PFS is described in Fig. 1. With a median follow-up of 28.1 months, median PFS was 22.0 months (95% CI 17.3–not evaluable); and 18 patients (53%) had PD, including one death.
At the time of data cutoff, the OS data were not mature, and the median OS was not estimable.
The overall summary of treatment-emergent adverse events (TEAEs) is described in Table 4 and the most common TEAEs that were reported in ≥ 10% of patients are described in Table 5. All patients experienced at least one TEAE and drug-related TEAE during the study (n = 34 [100%]). Additionally, 85% of patients had at least 1 TEAE of Grade ≥ 3 and 79% of patients had a drug-related TEAE of Grade ≥ 3. The most common TEAEs of Grade ≥ 3 were neutropenia (21%), decreased platelet count (21%), decreased neutrophil count (18%), diarrhea (15%) and maculopapular rash (12%) (Table 6). Two deaths were observed, with one death due to adverse events (AEs) (subarachnoid hemorrhage and subdural hemorrhage) that were associated with a fall and without study drug causality, and another death due to primary disease or its complications after discontinuation of study treatment for PD.
Serious adverse events (SAEs) were experienced by 35% of patients (n = 12), with 29% experiencing drug-related SAEs. The most common SAEs were pneumonia (9%), diarrhea (6%) and fall (6%), while the most common drug-related SAEs were pneumonia (9%) and diarrhea (6%).
Overall, 32% of patients had at least one TEAE leading to the discontinuation of one or more of the three study drugs; the most common AE was neutropenia, which was reported in two patients. Additionally, 76% of patients had at least one TEAE resulting in dose reduction of any study drug, with the most common AE being maculopapular rash, which was reported in four patients. Two patients were diagnosed with a second malignancy while on study treatment: one patient was reported as having acute myeloid leukemia and the other had malignant lung neoplasm. Both of these AEs were serious, considered to be related to study treatment and resulted in discontinuation of study treatment. Patients were specifically followed up for second malignancies because of the increased risk with lenalidomide [20, 21].

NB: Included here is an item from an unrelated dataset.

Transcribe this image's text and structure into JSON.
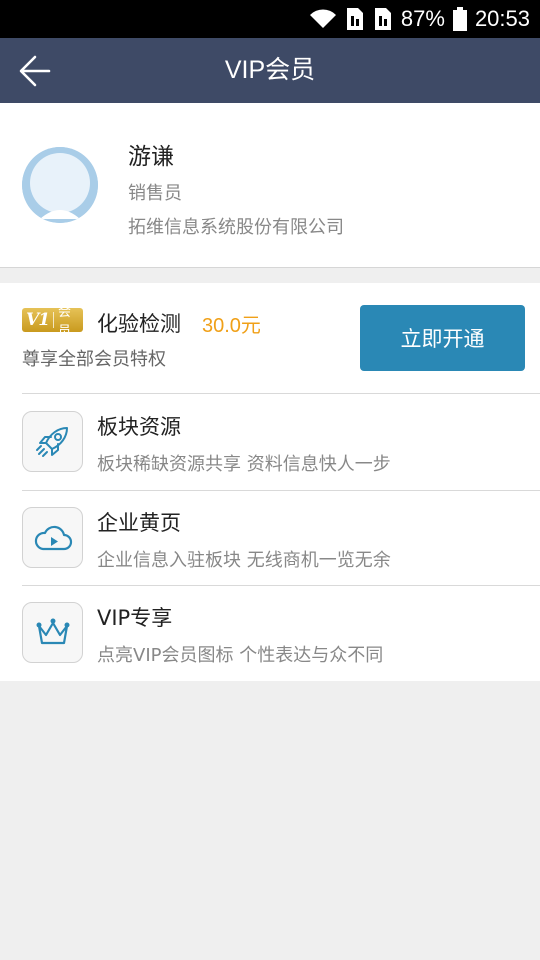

TEAEs occurring in ≥ 20% of patients were constipation (50%), upper respiratory tract infection (47%), diarrhea (41%), rash (35%), nasopharyngitis (32%), nausea (29%), platelet count decreased (26%), influenza (24%), neutropenia (24%), chilblains (21%), dysgeusia (21%), fall (21%) and peripheral sensory neuropathy (21%).
Drug-related TEAEs occurring in ≥ 20% of patients were diarrhea (38%), constipation (38%), rash (29%), platelet count decreased (26%), nausea (24%), peripheral sensory neuropathy (21%), dysgeusia (21%) and neutropenia (21%). Drug-related TEAEs of Grade ≥ 3 occurring in ≥ 10% of patients were platelet count decreased (21%), neutrophil count decreased (18%), neutropenia (18%), diarrhea (15%) and maculopapular rash (12%).
A summary of TEAEs of clinical importance is presented in Table 7. The TEAEs of clinical importance were neutropenia, thrombocytopenia, heart failure, arrhythmia, myocardial infarction, nausea, vomiting, diarrhea, rash, maculopapular rash, urticaria, erythema multiforme, generalized rash, macular rash, peripheral sensory neuropathy and peripheral neuropathy.
AEs of clinical importance reported in this study were similar to those reported in the global MM1 study. No previously unknown safety concerns were identified in this study.